Bottom hitting event (B event), when thelocal remaining execution time of the tasks reaches zero as TN inFig. 4, so the task with next largest remaining execution time at this timeinstant can be selected for further execution. Ceiling hitting event (C event), when the token hits the NLLD as T1in Fig. 4, the task must be selected immediately for execution. The token ofthe tasks with zero local remaining execution time are said to be inactive, others are said to be active. Fig. 5 T-L plane for tasks T1, T2,and T3                Consider an example, with 3tasks T1, T2, and T3 to be executed on 2processors as shown in Fig.

5. Initially T1, T2 areselected for execution in processors ?1 and ?2, it can beseen that the corresponding tokens move diagonally downwards. Also the tokenrepresenting T3 moves vertically. After some time, C event occursbecause of T3, hence T2 is preempted and T3is executed on ?2.

Now, the token representing task T2starts moving vertically and token of task T3 starts movingdownwards, while the token of task T1 keeps moving downwards. Thenwhen B event occurs as T1 gets completed, again T2 isselected for execution.EKG                EKG stands for EDF with tasksplitting and k processors in a Group. EDF with task splitting and k processorsin a Group (EKG) is also an optimal algorithm for periodic tasks. The tasks areassigned to the processors in such a way utilization of the processor does notexceed 100%.

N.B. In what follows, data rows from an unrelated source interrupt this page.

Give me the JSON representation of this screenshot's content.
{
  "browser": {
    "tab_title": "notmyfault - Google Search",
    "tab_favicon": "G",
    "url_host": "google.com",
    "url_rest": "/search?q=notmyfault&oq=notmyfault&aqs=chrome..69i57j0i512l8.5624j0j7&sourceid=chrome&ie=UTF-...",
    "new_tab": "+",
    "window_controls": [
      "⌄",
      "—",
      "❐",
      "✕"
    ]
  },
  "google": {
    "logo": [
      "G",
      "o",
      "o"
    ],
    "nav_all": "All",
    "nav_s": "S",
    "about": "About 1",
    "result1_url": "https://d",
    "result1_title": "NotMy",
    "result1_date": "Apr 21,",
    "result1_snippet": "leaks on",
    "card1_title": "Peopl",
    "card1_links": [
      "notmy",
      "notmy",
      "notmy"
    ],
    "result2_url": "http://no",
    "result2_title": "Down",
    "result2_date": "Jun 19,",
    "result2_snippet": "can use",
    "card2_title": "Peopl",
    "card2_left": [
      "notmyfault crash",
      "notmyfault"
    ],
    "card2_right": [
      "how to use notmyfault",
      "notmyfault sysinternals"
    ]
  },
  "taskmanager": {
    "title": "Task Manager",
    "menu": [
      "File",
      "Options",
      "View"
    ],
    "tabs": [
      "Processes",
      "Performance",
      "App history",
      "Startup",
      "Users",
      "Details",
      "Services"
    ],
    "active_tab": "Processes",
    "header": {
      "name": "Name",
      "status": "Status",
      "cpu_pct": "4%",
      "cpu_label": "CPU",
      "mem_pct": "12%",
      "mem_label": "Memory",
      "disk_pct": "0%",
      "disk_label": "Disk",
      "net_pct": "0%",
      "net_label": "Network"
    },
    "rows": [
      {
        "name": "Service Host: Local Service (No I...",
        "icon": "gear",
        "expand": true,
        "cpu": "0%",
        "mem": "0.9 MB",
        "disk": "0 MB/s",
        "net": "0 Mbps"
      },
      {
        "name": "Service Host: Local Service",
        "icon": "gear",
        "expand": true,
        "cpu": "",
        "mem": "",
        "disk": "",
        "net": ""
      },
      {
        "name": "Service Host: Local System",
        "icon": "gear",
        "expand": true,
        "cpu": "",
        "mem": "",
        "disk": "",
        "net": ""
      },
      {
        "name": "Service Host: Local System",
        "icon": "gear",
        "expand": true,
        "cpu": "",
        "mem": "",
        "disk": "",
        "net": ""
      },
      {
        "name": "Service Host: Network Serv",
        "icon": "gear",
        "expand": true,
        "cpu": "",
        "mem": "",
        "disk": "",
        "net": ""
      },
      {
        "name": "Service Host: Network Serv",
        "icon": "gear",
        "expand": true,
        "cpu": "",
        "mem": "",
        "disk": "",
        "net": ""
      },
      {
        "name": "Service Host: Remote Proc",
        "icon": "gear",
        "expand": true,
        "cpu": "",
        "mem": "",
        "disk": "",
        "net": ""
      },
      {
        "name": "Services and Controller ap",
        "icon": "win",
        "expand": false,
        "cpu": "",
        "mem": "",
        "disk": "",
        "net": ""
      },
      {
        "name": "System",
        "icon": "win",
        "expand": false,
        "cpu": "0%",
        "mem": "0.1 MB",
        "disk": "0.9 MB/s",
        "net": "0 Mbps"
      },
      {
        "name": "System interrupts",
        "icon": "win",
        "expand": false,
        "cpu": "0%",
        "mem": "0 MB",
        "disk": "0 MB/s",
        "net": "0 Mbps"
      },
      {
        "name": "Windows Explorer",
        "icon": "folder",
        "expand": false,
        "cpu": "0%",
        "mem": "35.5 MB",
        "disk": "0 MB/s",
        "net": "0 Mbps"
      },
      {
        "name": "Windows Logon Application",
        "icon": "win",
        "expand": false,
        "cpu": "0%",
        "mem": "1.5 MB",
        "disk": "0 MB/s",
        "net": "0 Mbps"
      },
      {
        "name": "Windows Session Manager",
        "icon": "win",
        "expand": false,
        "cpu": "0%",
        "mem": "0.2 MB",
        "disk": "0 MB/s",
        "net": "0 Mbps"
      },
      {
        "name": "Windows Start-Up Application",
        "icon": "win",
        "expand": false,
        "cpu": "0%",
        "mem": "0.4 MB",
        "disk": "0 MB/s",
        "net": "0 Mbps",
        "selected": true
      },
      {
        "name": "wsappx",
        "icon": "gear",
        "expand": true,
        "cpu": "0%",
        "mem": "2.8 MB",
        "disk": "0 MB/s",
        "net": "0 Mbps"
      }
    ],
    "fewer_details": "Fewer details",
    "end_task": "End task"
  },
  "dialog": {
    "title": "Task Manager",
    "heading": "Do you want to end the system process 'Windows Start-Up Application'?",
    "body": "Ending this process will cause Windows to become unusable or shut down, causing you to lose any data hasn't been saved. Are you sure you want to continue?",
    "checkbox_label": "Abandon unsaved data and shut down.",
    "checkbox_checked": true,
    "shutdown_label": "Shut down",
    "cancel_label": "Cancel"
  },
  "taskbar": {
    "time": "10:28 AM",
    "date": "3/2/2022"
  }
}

The designer should select a parameter ‘k’, the value of whichshould be 1 < k < n; n is the number of processors in thesystem. The algorithm separates the tasks into light and heavy tasksbased on the value of a separator.  Thevalue of the separator, SEP is given as (k/k+1) if k < n or 1 if k = n. Thetask is classified as heavy if Ci/Ti > SEP, else it is classified as light task. The heavy tasksare assigned to the dedicated processors, thus whenever a heavy task arrives,it is executed on the assigned processor. The light tasks are assigned to agroup of processors, with at most k processors in the group. The tasks areconsidered one by one, current processor is denoted by index p and the currenttask is denoted by index i. The main aim of the algorithm is to assign the taskthat is currently considered to current processor p, if the schedulability conditionfor EDF is true.

Else if the condition is false, the task is split into twoportions and assigned to the current processor p and processor p + 1. Then theprocessor with next highest index is considered for the rest of the tasks. Thisis similar to the next-fit bin packing algorithm, but the algorithm permitssplitting of tasks if the task cannot be assigned to a processor. Whenever atask arrives in that group of processors, all processors in that group executesthe dispatcher to select the tasks for execution.

Let T0 denotethe time when a task arrives and T1 denote the time when anyother task in that group arrives; then two time instants are calculated, Taand Tb, when tasks should be preempted. One of the split tasks is executedbefore Ta and the other split task is executed after Tb.During the time span, Ta, Tb) the non-split tasks arescheduled according to EDF. If a non-split task finishes its execution duringthis time span, then the next non-split task with the earliest deadline isselected for execution.PERFORMANCEMETRICSCPUUTILIZATIONIt refers to the proportion of the processor cycles,which each process consumes. It can be derived by dividing the sum of theexecution time of the each process executed in the core divided by the totalsimulation time.TASKPREEMPTIONAnoperation that interrupts the currently executing task, and assigns theprocessor to a higher priority task which is ready to execute, this is known astask preemption. The suspended task willbe inserted into the ready queue whichcan be resumed later.

 TASKMIGRATION                The tasks can be preempted fromone processor and its execution can be resumed in some other processor, this isknown as task migration.AVERAGERESPONSE TIME                The response time of each taskis the time spent by the task from its release time till completion. That is,sum of the execution time of the task and the waiting time of the task in theready queue. Average response time is sum of response time of the tasks whichare scheduled divided by the total number of tasks being scheduled.DEADLINEMISS